Kaylee Frederick’s journey to the Badwater 135 is nothing short of remarkable. Her entry into the world of running began at the age of 7, where she displayed an incredible competitive spirit, often claiming the title of the first overall female in local 5K races. Her competitive nature was evident even in her youth. However, it was a request from her elementary school music teacher that truly ignited her passion for running. At the age of 13, her music teacher proposed running a half marathon together. Initially hesitant, Kaylee was reassured by her teacher’s words, “We’ll just run, and if we have to walk, we’ll walk.” This race proved to be a turning point in her life.
First Ultramarathon at 14
By the time she turned 14, Kaylee had already completed her first ultramarathon, a challenging 50K race. This initial experience was far from easy as she battled knee pain early on. Determined to finish, she walked 30 miles of the race and, after seeking physical therapy, astonishingly ran a 50-mile race just one week after being cleared. Her resilience and determination were on full display.
Setting Her Sights on 100 Miles
Kaylee’s exposure to the idea of running 100 miles came while crewing for a friend’s first 100-mile race. Inspired by the 100-mile community’s incredible mental fortitude and willingness to push through pain, she decided to take on her first 100-mile race at the age of 16. It was a grueling experience, but it taught her valuable lessons that would serve her well in the future.
Discovering Badwater 135 and the Journey to Qualify
During one of her early marathons, Kaylee met Keith Straw, a multiple-time Badwater 135 finisher known as the pink tutu runner. Keith saw something special in Kaylee and believed she had the potential to become the youngest Badwater 135 finisher. This belief inspired her to set her sights on the prestigious foot race. In July 2022, Kaylee’s fascination with Badwater deepened, and she embarked on a remarkable journey to secure a spot in the renowned race. Initially told she was too young to apply at 17, Kaylee didn’t give up. With Keith Straw’s support and a recommendation letter, she persevered. She even refused a full refund for Badwater Cape Fear, demonstrating her unwavering commitment to the organization. Kaylee ran the Salton Sea race to further establish her credentials. Eventually, the Badwater 135 board reconsidered its rules, allowing 18-year-olds like Kaylee to apply.
Family Support and The Moment of Acceptance
Kaylee emphasized the vital role her family played in her running journey. Her mother, in particular, had been a constant pillar of support, crewing for her at every race. Her sister, though not a runner, was equally supportive of Kaylee’s pursuits.
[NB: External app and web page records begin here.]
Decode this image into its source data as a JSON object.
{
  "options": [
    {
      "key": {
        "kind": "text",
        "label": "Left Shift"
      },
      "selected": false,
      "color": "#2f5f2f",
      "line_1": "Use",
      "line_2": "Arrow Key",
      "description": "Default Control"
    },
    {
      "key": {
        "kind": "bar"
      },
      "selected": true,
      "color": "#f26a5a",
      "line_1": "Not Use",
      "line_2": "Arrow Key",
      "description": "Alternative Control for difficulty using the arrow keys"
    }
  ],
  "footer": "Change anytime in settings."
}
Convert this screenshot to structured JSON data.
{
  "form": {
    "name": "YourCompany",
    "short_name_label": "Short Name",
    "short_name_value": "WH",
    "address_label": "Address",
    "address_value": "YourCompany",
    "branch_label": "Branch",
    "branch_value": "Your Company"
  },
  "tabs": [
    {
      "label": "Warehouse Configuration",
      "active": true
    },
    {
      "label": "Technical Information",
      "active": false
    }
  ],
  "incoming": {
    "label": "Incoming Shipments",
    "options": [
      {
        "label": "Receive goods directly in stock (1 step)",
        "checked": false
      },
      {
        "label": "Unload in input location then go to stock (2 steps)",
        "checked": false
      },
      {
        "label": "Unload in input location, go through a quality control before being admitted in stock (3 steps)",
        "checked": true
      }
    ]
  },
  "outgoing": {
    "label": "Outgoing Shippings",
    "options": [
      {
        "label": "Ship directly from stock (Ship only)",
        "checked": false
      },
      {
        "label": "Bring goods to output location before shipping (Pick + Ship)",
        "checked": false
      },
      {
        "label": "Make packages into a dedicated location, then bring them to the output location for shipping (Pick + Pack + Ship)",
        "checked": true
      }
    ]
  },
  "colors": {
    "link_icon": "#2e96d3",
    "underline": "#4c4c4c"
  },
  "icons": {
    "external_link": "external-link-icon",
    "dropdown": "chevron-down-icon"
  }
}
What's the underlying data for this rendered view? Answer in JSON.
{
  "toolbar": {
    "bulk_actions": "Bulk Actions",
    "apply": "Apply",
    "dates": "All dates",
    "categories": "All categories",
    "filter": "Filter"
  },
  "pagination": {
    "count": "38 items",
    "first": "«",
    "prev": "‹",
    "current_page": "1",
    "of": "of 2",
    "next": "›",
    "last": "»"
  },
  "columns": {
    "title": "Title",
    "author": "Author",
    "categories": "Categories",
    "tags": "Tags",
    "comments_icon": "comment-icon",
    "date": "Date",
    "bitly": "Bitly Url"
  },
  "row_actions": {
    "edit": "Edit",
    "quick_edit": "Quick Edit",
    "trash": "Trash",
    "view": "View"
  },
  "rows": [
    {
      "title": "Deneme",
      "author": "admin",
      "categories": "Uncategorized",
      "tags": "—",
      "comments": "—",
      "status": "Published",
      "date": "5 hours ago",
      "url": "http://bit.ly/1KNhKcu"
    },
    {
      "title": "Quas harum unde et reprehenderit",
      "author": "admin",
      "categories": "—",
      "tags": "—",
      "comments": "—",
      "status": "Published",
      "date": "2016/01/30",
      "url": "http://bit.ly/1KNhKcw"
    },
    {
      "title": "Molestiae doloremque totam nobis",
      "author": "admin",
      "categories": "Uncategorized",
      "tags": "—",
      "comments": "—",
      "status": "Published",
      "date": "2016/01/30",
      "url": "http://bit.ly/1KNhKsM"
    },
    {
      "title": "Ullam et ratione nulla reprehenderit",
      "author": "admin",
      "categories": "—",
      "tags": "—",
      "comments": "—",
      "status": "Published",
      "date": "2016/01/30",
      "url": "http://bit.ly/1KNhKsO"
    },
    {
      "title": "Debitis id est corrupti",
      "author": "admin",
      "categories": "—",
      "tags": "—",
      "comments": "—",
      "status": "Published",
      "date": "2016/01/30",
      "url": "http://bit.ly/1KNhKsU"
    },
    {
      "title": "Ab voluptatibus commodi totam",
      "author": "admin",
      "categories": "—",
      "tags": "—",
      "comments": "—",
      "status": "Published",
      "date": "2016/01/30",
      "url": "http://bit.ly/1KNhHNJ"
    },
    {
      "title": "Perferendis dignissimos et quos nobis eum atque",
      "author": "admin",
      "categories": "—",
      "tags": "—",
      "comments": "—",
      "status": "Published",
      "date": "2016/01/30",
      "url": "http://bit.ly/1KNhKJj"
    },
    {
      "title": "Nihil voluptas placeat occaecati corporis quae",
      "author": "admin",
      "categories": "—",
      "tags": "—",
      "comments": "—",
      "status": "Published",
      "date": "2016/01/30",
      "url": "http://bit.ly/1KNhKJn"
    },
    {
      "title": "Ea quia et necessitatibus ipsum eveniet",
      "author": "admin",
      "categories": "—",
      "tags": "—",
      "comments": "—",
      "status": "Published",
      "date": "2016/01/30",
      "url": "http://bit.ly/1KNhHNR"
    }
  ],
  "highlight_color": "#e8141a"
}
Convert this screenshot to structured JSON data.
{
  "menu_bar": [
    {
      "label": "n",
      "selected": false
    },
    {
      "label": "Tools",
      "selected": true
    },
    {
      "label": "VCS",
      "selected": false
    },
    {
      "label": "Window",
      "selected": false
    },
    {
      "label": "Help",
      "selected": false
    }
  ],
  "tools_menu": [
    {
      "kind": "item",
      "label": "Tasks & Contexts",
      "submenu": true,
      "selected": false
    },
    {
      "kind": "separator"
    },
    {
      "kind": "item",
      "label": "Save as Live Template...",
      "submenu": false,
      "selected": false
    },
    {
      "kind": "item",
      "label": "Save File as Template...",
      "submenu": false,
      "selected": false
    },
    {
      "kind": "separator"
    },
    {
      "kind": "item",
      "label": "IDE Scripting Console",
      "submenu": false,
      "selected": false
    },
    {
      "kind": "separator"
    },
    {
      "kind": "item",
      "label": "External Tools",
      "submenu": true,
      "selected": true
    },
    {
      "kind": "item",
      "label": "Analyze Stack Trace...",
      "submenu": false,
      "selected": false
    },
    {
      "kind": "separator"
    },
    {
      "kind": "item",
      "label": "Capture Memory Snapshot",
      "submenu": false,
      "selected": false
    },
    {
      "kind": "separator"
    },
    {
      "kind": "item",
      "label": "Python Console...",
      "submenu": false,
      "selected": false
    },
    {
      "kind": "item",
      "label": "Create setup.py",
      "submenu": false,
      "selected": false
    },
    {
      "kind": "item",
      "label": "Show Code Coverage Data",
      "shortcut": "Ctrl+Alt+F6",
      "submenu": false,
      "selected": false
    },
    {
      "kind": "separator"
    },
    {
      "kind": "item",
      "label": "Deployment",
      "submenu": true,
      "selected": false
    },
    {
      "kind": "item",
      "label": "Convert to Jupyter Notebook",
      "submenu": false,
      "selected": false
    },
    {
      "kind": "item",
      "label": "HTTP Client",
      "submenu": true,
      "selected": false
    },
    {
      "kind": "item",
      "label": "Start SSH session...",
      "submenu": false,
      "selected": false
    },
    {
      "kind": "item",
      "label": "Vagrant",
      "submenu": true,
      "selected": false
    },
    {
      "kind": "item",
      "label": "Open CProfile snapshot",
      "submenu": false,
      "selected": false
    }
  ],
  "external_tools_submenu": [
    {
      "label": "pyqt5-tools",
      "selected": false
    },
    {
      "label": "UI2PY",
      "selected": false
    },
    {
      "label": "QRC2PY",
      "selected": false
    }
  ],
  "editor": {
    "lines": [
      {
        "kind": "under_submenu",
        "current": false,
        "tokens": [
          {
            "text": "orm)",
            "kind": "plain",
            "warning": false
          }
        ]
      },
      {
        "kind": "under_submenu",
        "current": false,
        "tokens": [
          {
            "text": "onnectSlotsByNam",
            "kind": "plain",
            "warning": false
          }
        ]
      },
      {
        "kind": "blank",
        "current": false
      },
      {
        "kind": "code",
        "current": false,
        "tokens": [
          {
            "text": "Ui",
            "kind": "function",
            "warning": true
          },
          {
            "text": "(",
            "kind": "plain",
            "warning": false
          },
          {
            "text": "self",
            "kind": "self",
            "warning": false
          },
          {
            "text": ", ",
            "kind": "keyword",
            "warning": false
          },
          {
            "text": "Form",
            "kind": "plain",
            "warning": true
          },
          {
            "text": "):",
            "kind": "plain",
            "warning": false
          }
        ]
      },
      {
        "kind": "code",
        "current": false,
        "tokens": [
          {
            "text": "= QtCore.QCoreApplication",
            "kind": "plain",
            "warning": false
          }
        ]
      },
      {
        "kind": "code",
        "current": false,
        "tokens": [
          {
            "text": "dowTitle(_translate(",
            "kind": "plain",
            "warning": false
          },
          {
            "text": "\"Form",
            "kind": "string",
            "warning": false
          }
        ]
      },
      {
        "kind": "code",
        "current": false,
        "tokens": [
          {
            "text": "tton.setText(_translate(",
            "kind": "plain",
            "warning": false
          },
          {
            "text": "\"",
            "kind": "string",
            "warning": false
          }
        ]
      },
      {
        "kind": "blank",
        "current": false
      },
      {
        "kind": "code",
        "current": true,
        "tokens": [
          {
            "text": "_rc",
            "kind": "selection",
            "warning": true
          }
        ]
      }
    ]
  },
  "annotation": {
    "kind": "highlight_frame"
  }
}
When Kaylee received the news of her acceptance into Badwater 135, she was overwhelmed with joy. The realization that she would be running in one of the world’s most prestigious ultramarathons left her in disbelief.
Preparing for the Ultimate Challenge
Preparation for the Badwater 135 was no easy feat. Kaylee invested both time and money, getting a gym pass and using the sauna to acclimatize to the extreme heat of the Badwater Basin. Crossfit workouts with added layers toughened her for the grueling race. In May 2023, Kaylee, her mother, and Keith Straw visited Badwater Basin to scout the course, an awe-inspiring experience. With unwavering support from her mother (known as Captain Mom), guidance from experienced 14-time Badwater runner John Radich, and camaraderie with friends Fran Brown and Andrew Boyd, Kaylee embarked on her journey toward the Badwater 135 start line.
Preview for Part 2: Conquering Badwater 135
The next chapter of Kaylee Frederick’s extraordinary journey will delve into the heart of the Badwater 135 race itself. The scorching heat, unforgiving terrain, and the unwavering determination of the participants will come to life as we follow Kaylee through the ultimate challenge she had tirelessly prepared for—conquering the Badwater 135. Stay tuned to witness the triumphs and tribulations of a young athlete striving to etch her name into the ultramarathon and Badwater 135 history.